§ Task directions: Below are records; copy every line in them that holds the word "variable".

§ Provided records:

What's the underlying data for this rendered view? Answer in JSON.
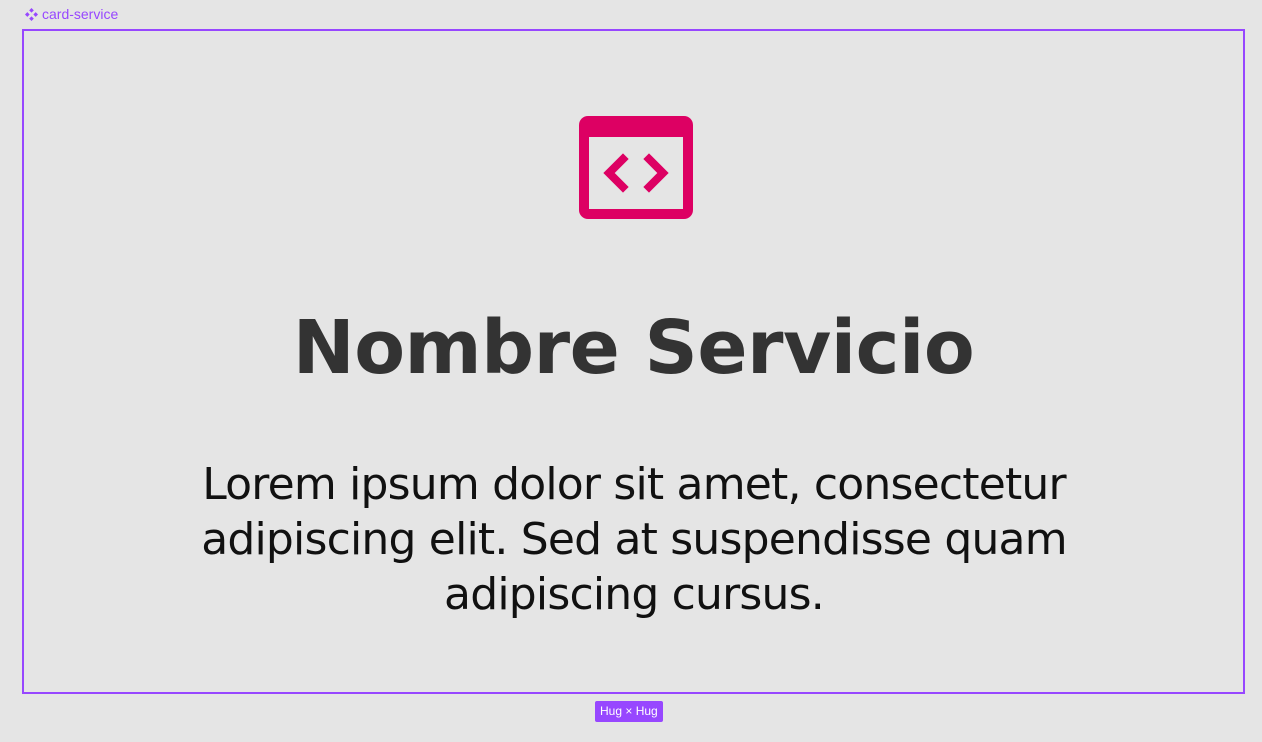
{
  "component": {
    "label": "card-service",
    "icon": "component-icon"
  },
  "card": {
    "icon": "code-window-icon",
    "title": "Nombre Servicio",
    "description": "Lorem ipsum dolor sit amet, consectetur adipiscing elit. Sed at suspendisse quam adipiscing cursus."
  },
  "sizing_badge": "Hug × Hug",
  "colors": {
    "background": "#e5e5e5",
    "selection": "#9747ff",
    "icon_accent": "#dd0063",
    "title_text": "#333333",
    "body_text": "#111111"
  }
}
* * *
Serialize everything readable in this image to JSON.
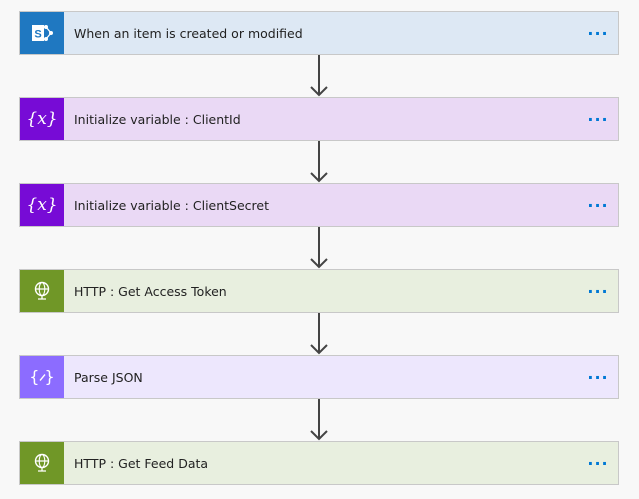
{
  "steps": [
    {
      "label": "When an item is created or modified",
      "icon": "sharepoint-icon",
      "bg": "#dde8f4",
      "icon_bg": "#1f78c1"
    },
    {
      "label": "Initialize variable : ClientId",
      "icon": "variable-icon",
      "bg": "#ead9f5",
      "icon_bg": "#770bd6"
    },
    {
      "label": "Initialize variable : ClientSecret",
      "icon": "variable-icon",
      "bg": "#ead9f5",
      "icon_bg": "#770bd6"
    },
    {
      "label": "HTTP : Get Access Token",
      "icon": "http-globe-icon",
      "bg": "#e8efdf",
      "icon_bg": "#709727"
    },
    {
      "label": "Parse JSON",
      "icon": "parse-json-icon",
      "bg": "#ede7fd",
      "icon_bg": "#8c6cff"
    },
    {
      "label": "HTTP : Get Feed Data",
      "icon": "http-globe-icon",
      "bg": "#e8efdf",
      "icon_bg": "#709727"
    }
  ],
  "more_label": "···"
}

§ Solution to this problem:
      "label": "Initialize variable : ClientId",
      "icon": "variable-icon",
      "label": "Initialize variable : ClientSecret",
      "icon": "variable-icon",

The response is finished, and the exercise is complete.